Yesterday while journaling I reflected of how often I came near the village in my young adult years when I would travel from central to eastern Ohio to provide volunteer help at a developmental center, which has since closed. I never found those trips idyllic. The drives were, as my friends and I would leave Marion County and meander through the Mohican area and finally to (name omitted), but the visits were not. We always left appreciative that our usual volunteer work was in a place that provided good services to those with intellectual disabilities, but the lack of care we saw in______________ was sobering.
Half a life later I do my work in place that provides services for those with intellectual disability. It is idyllic, but it is large and the target of those who would like to close anyplace large. (I do much to counter that argument in my work, so I will not do so here.) My work is also in dense and urban Chicago where the word idyllic would hardly be uttered.

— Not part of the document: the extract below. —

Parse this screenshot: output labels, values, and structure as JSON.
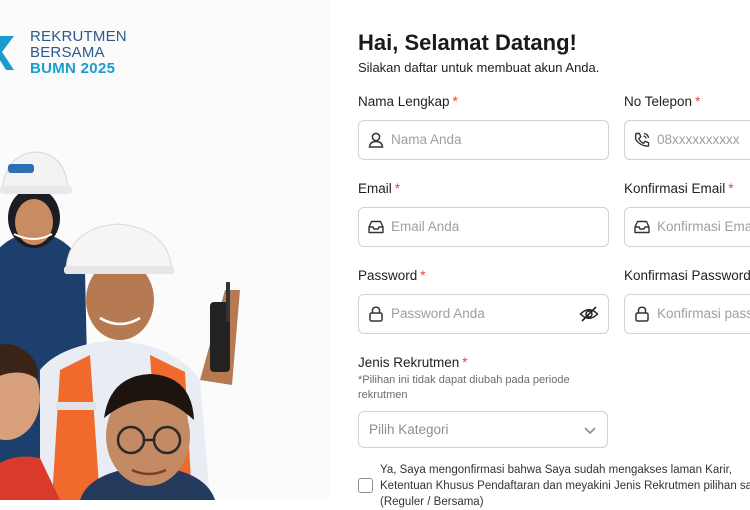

Only a few would call the rural geography of northeast and east central Ohio as anything other than idyllic, at least in appearance. And when I need the idyllic, it is here I return.
I can go into why this is the case. It is mostly based on a connection to others, but there is also the pastoral part of it which enhances the stories of affinity I have there. I do not have to paint a picture of this pastoral quality; the likes of barns and autumn sunsets reside deeply in the American imagination. Places like these are, in the minds of many, little challenged by the complexity of urbanity, which the majority of American share.
But the idyllic is more complex than this. I can call it pastoral and non-urban. I can think of it when I drive 250 or better miles. I can mix the stories of family and friends with golden fields and rich foods. I can do this because what it is to me is what it is not to others, a form of escape from the din of a metro area with 10 million people. Fact is a place is idyllic only because it is a rarity, a reminder of an undiscovered country. It is never had when a place is every day.
I mentioned I had one story back in the place of my idyllic escapes that was in no way that way. The fact is when I lived in Ohio and the drives into Amish country were common, I had many. When I return now it is always as much nostalgia as anything. This always diminishes a little of what is real of a place. Those who live nestled among the Sugarcreeks of the world know this. Their lives are not about gaining five pounds eating fry pies in the course of a week or listening to the chimes of a giant cuckoo. It is also not about the idealized world of Amish romance. Their lives are working the land of their Anabaptist ancestors or if they are “English” trudging off to a place like Akron to order up their work a day world.
I will return to my idyllic place for one always returns to a place called home. I will walk in forests that are daily changing color and watch the combines bring in the harvest. I will fatten myself on fry pies and listen to the last of the crickets as I breath in cool country air. There will be apple cider and hot chocolate and pumpkins and hay. And of course there will be those there who remind me the idyllic is not only about a place but those who inhabit it. For these, they will be in their everyday world. And When I tell them the kindest words and warmest hearts are found in Ohio, they will only smile and say “yes perhaps, but I always thought those were in Chicago.”
Perhaps the idyllic is not found in only the pastoral and a lack of complexity, for life is never really always these things. Perhaps it is found in those who have given these things the greatest of meaning.